TASK INSTRUCTIONS ▸
Across the entries below, how many lines have the word "Ctrl" in them? Respond with only the number.

DATA FOR THIS EXERCISE ▸
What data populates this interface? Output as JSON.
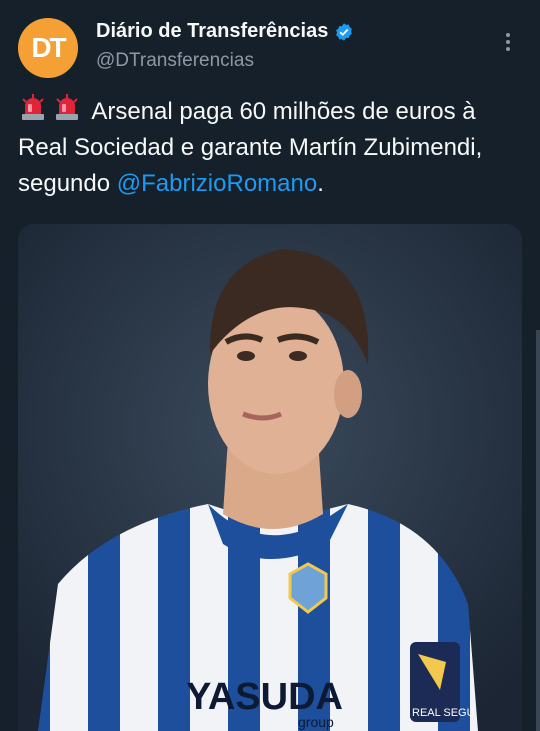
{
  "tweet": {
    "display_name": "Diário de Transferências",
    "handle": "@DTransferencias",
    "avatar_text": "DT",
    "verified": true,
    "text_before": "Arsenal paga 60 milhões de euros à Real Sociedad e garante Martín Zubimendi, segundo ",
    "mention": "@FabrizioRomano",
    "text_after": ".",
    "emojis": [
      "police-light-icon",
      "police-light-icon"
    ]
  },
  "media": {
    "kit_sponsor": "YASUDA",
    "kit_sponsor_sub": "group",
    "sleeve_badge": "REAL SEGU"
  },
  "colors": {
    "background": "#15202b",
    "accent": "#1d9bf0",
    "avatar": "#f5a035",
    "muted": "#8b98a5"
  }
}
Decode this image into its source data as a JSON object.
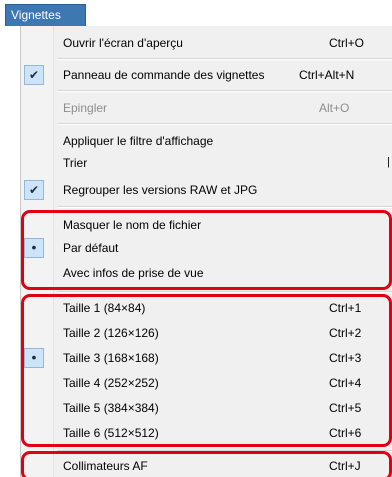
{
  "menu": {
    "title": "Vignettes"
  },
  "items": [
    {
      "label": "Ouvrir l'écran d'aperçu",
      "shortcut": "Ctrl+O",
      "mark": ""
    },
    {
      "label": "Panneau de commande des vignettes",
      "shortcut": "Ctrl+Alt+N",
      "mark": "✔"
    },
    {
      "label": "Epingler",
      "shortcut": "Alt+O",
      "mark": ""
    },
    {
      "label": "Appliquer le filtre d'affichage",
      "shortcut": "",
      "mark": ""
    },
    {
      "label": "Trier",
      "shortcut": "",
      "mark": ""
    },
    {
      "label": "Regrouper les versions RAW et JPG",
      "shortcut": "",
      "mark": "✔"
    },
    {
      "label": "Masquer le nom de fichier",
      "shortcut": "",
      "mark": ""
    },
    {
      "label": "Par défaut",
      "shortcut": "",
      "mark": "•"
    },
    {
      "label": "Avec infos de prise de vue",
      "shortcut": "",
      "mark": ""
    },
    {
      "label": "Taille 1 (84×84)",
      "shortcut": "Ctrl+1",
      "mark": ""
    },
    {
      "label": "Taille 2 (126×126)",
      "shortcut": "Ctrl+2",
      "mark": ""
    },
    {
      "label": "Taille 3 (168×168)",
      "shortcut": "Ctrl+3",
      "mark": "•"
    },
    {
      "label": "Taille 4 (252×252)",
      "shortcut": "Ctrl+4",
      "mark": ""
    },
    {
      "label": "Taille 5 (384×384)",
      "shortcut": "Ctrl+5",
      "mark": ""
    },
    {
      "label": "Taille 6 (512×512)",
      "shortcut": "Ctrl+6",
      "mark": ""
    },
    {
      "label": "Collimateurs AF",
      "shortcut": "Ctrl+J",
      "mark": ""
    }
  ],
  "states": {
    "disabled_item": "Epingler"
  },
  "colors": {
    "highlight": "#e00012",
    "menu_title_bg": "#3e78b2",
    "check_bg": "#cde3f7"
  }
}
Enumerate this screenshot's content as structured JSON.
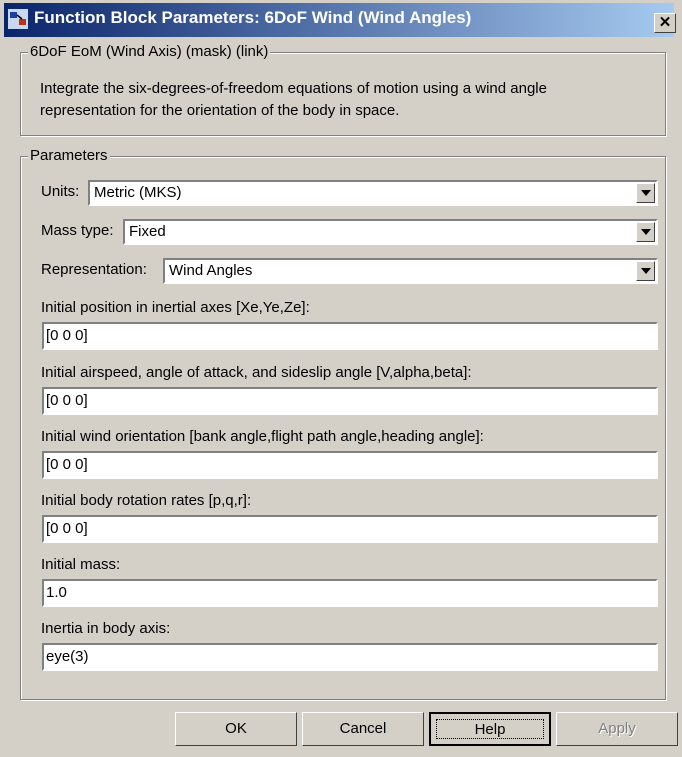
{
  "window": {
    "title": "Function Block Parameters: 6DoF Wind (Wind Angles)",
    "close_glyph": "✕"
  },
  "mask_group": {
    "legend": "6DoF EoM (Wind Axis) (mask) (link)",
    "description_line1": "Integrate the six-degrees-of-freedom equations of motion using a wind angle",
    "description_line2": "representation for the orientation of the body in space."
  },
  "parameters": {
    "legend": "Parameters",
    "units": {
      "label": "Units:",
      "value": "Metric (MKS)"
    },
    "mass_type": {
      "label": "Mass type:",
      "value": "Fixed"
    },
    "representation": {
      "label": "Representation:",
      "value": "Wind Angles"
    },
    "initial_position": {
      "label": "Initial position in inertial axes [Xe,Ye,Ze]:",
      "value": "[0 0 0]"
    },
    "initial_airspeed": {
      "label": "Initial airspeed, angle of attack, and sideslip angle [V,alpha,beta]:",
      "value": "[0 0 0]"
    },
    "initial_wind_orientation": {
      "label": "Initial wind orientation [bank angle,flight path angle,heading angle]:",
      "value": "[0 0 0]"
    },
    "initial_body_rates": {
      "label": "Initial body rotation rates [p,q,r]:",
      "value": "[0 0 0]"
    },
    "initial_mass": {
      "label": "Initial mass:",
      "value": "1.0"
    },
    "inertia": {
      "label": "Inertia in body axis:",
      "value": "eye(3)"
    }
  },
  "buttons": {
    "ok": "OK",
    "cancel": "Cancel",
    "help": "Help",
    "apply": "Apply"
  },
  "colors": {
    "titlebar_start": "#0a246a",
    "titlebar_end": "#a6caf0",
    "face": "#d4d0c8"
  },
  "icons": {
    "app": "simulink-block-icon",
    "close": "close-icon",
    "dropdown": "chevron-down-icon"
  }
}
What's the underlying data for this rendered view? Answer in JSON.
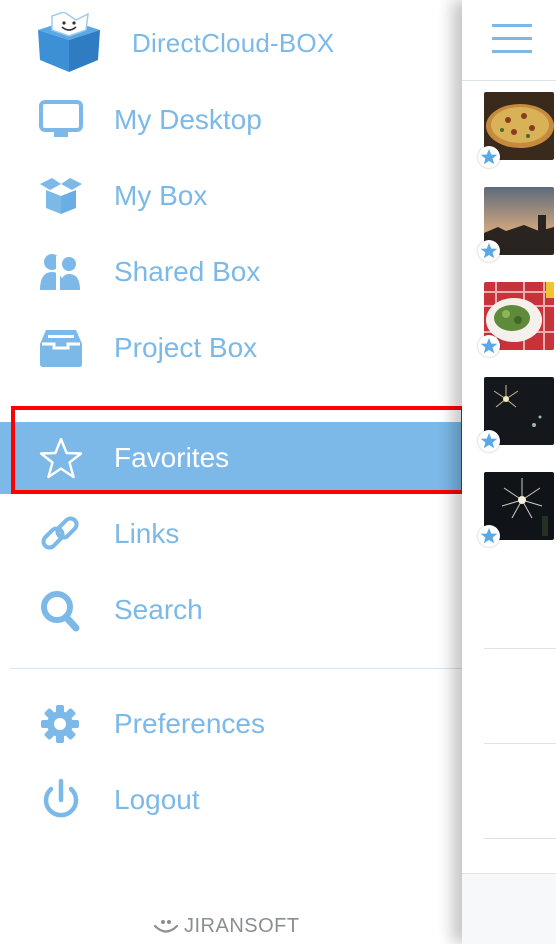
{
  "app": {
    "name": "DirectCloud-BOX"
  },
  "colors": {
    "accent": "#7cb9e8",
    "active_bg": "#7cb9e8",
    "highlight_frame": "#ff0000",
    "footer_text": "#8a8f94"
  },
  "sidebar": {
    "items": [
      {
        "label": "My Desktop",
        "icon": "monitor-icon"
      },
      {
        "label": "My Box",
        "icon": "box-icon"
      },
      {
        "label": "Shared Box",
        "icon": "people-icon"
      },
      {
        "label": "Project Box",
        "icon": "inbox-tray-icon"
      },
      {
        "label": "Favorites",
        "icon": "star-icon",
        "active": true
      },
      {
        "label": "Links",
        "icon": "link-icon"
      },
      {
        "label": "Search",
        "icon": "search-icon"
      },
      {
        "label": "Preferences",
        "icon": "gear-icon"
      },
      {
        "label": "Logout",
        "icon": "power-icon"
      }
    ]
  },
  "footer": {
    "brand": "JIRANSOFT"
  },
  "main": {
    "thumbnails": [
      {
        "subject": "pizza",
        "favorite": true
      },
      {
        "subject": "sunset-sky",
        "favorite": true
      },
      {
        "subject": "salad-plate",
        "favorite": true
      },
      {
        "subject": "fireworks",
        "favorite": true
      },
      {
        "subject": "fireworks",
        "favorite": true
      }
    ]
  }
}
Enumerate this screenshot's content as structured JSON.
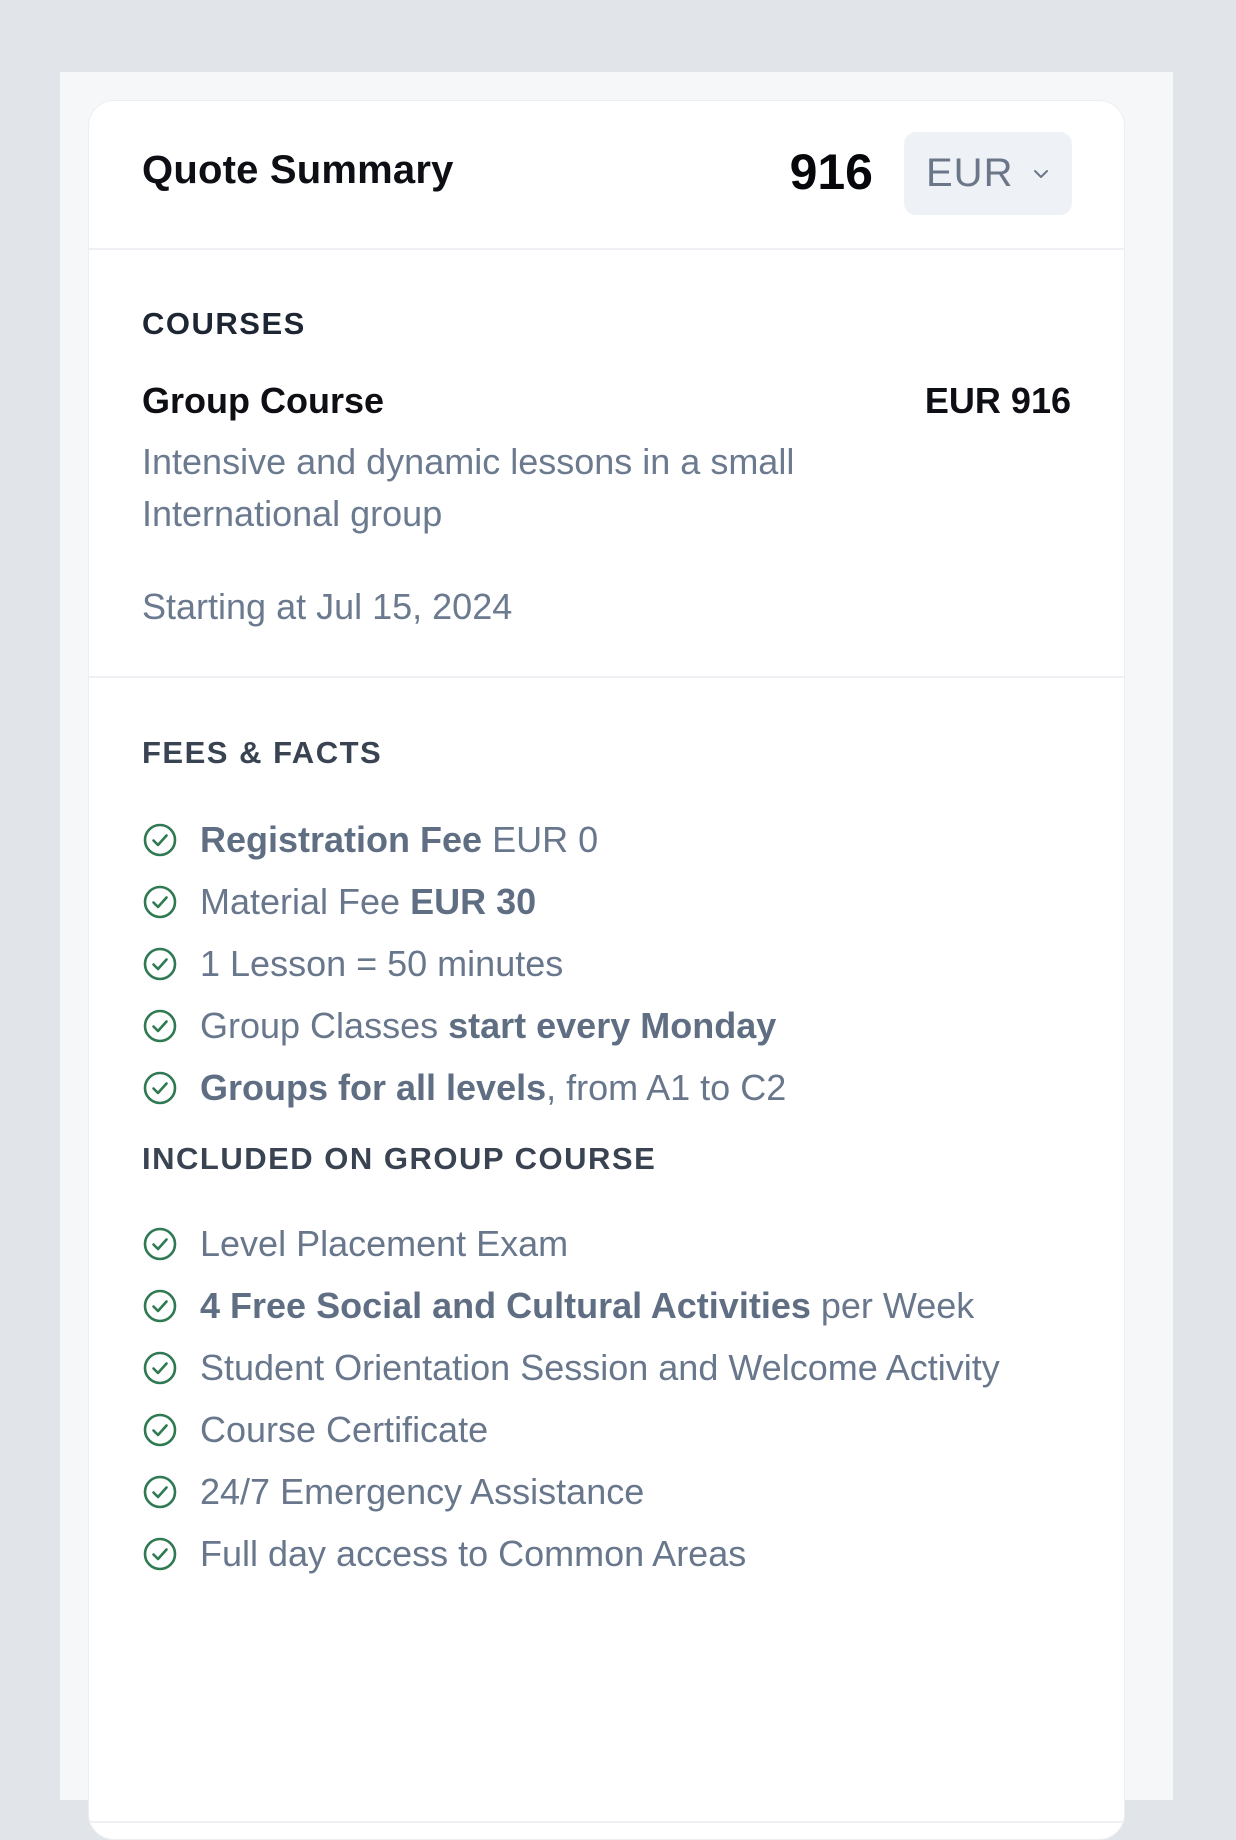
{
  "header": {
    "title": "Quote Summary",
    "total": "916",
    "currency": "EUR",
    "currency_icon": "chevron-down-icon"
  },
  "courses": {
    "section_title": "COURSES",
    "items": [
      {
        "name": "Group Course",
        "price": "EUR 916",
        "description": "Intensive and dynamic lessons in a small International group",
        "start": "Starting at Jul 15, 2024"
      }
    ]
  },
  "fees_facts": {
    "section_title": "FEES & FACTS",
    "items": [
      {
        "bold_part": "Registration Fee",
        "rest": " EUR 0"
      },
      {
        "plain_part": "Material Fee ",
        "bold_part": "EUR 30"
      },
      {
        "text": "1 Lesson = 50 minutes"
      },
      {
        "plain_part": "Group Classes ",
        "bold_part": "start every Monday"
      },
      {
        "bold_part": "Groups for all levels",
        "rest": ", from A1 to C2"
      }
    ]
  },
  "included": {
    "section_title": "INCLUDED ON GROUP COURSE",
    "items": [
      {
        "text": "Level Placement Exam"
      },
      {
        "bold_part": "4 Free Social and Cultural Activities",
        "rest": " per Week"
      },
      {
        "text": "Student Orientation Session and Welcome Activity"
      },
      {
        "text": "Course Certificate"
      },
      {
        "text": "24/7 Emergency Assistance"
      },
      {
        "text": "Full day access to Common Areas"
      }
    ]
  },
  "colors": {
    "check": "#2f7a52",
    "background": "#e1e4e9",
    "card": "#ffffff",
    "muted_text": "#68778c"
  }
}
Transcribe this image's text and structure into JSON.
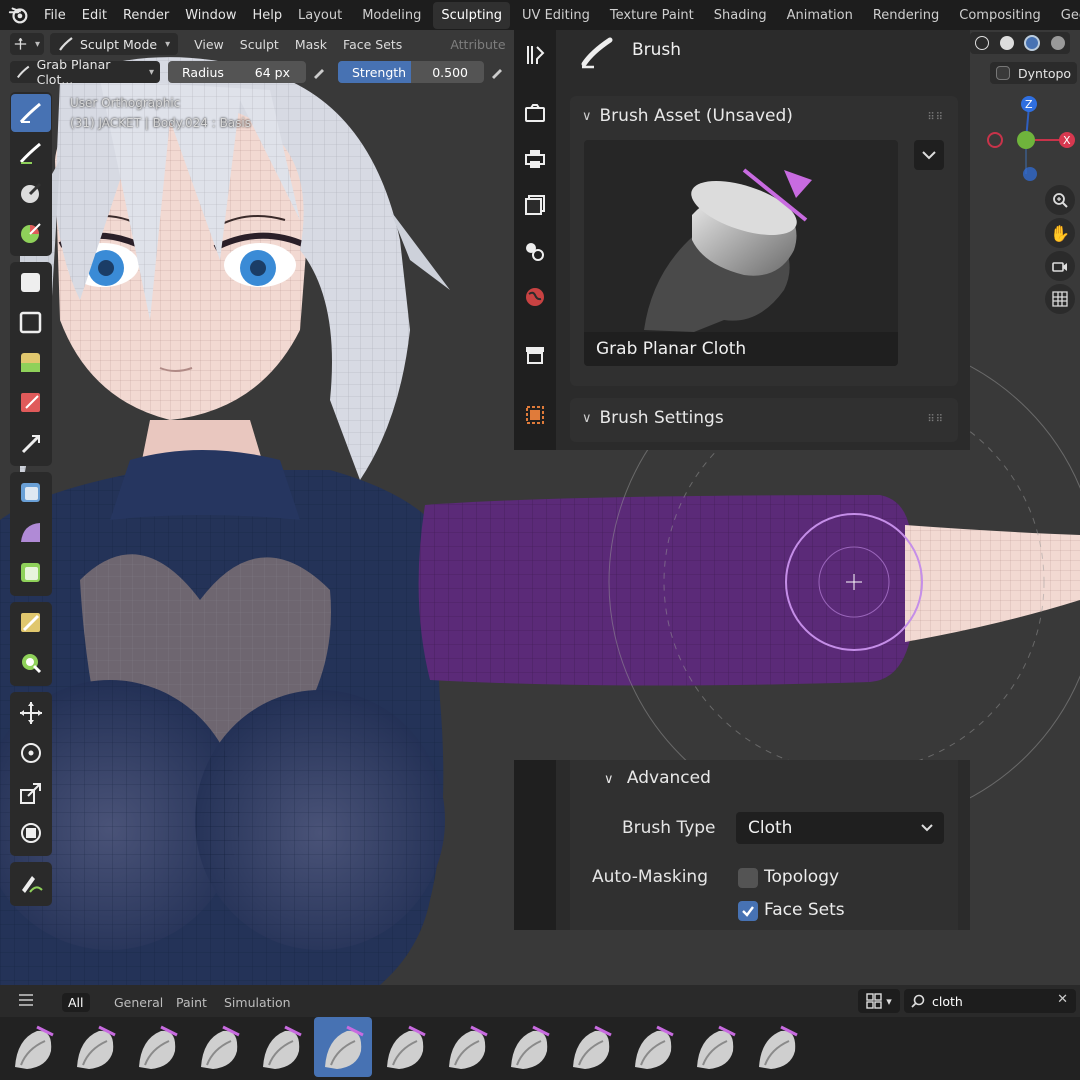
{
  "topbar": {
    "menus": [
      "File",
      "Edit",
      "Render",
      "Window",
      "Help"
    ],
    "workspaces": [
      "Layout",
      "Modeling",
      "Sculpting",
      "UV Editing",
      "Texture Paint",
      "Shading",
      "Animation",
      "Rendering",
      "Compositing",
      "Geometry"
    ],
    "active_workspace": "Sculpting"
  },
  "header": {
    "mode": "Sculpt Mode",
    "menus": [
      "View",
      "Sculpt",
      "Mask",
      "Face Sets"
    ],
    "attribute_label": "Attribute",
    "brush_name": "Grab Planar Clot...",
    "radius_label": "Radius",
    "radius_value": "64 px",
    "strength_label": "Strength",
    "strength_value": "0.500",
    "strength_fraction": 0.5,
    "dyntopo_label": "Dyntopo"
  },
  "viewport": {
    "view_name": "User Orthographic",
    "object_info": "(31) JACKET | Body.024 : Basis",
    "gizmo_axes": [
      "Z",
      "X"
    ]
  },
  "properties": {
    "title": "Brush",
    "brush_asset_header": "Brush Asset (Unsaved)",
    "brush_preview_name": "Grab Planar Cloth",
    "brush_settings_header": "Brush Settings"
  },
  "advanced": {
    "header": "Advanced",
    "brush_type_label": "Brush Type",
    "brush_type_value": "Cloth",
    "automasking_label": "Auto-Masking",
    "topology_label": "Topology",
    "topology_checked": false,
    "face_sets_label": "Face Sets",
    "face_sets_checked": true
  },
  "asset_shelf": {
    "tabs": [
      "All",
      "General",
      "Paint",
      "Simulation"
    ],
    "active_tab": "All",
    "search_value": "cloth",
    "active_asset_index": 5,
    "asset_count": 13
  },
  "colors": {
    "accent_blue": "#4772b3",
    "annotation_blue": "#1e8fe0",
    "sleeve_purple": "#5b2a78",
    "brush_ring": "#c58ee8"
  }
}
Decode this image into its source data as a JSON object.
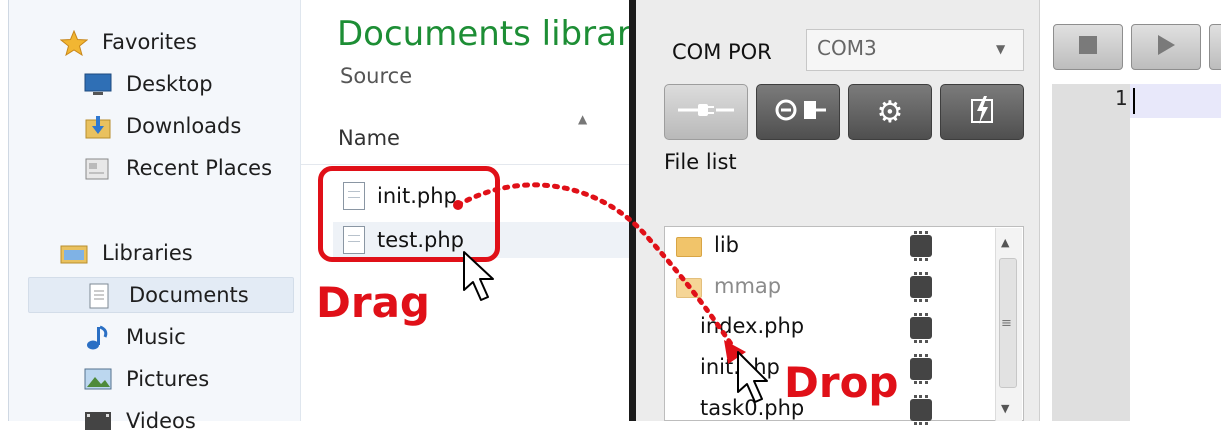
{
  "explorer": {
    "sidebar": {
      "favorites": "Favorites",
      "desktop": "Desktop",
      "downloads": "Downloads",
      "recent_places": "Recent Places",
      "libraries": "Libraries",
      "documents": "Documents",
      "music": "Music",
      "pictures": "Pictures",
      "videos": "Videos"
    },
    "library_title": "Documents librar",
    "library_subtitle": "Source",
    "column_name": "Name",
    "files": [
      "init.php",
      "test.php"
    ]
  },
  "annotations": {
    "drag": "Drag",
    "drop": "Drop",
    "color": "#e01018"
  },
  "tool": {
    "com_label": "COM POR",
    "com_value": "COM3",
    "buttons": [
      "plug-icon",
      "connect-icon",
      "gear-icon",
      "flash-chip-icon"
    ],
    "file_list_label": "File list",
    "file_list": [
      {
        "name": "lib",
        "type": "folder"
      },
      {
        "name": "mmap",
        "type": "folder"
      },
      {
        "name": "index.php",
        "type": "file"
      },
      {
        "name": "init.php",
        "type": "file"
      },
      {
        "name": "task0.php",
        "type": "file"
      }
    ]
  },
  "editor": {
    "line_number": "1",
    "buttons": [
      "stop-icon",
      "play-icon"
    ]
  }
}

WRITTEN REPLY ▸
9